- Records supplied -
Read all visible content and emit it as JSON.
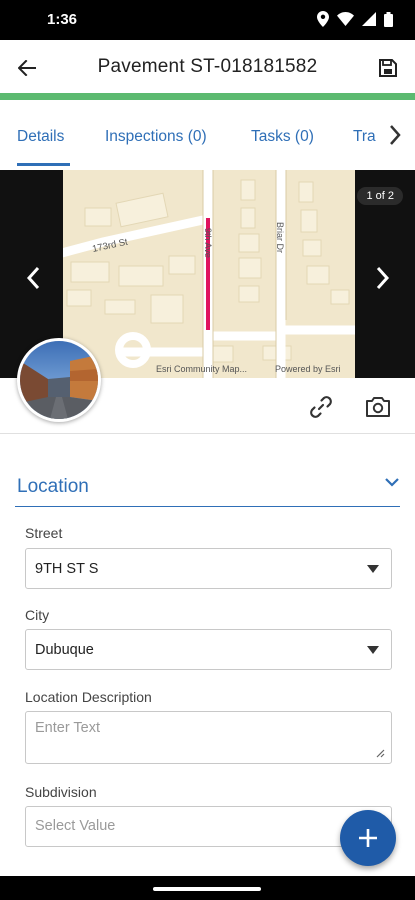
{
  "status_bar": {
    "time": "1:36",
    "icons": [
      "location-icon",
      "wifi-icon",
      "signal-icon",
      "battery-icon"
    ]
  },
  "header": {
    "title": "Pavement ST-018181582",
    "back_icon": "arrow-left-icon",
    "save_icon": "save-icon",
    "progress_color": "#5cba70"
  },
  "tabs": {
    "items": [
      {
        "label": "Details",
        "active": true
      },
      {
        "label": "Inspections (0)",
        "active": false
      },
      {
        "label": "Tasks (0)",
        "active": false
      },
      {
        "label": "Tra",
        "active": false
      }
    ],
    "more_icon": "chevron-right-icon",
    "accent_color": "#2f6fb7"
  },
  "map": {
    "counter": "1 of 2",
    "street_labels": [
      "173rd St",
      "9th Ave",
      "Briar Dr"
    ],
    "attribution_left": "Esri Community Map...",
    "attribution_right": "Powered by Esri",
    "highlight_color": "#e0145f"
  },
  "actions": {
    "link_icon": "link-icon",
    "camera_icon": "camera-icon"
  },
  "section": {
    "title": "Location",
    "expanded": true
  },
  "fields": {
    "street": {
      "label": "Street",
      "value": "9TH ST S"
    },
    "city": {
      "label": "City",
      "value": "Dubuque"
    },
    "location_description": {
      "label": "Location Description",
      "placeholder": "Enter Text"
    },
    "subdivision": {
      "label": "Subdivision",
      "placeholder": "Select Value"
    }
  },
  "fab": {
    "icon": "plus-icon",
    "color": "#1f5ba8"
  }
}
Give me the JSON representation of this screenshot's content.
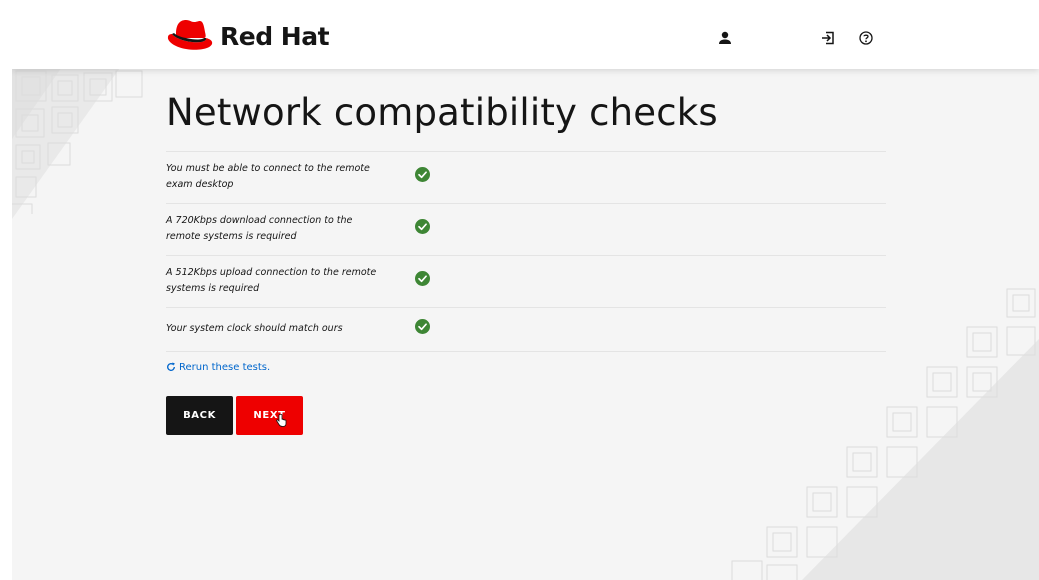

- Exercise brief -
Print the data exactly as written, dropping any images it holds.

- Result of the task -
Read all visible content and emit it as JSON.
{
  "status_bar": {
    "time": "1:36",
    "icons": [
      "location-icon",
      "wifi-icon",
      "signal-icon",
      "battery-icon"
    ]
  },
  "header": {
    "title": "Pavement ST-018181582",
    "back_icon": "arrow-left-icon",
    "save_icon": "save-icon",
    "progress_color": "#5cba70"
  },
  "tabs": {
    "items": [
      {
        "label": "Details",
        "active": true
      },
      {
        "label": "Inspections (0)",
        "active": false
      },
      {
        "label": "Tasks (0)",
        "active": false
      },
      {
        "label": "Tra",
        "active": false
      }
    ],
    "more_icon": "chevron-right-icon",
    "accent_color": "#2f6fb7"
  },
  "map": {
    "counter": "1 of 2",
    "street_labels": [
      "173rd St",
      "9th Ave",
      "Briar Dr"
    ],
    "attribution_left": "Esri Community Map...",
    "attribution_right": "Powered by Esri",
    "highlight_color": "#e0145f"
  },
  "actions": {
    "link_icon": "link-icon",
    "camera_icon": "camera-icon"
  },
  "section": {
    "title": "Location",
    "expanded": true
  },
  "fields": {
    "street": {
      "label": "Street",
      "value": "9TH ST S"
    },
    "city": {
      "label": "City",
      "value": "Dubuque"
    },
    "location_description": {
      "label": "Location Description",
      "placeholder": "Enter Text"
    },
    "subdivision": {
      "label": "Subdivision",
      "placeholder": "Select Value"
    }
  },
  "fab": {
    "icon": "plus-icon",
    "color": "#1f5ba8"
  }
}
Give me the JSON representation of this screenshot's content.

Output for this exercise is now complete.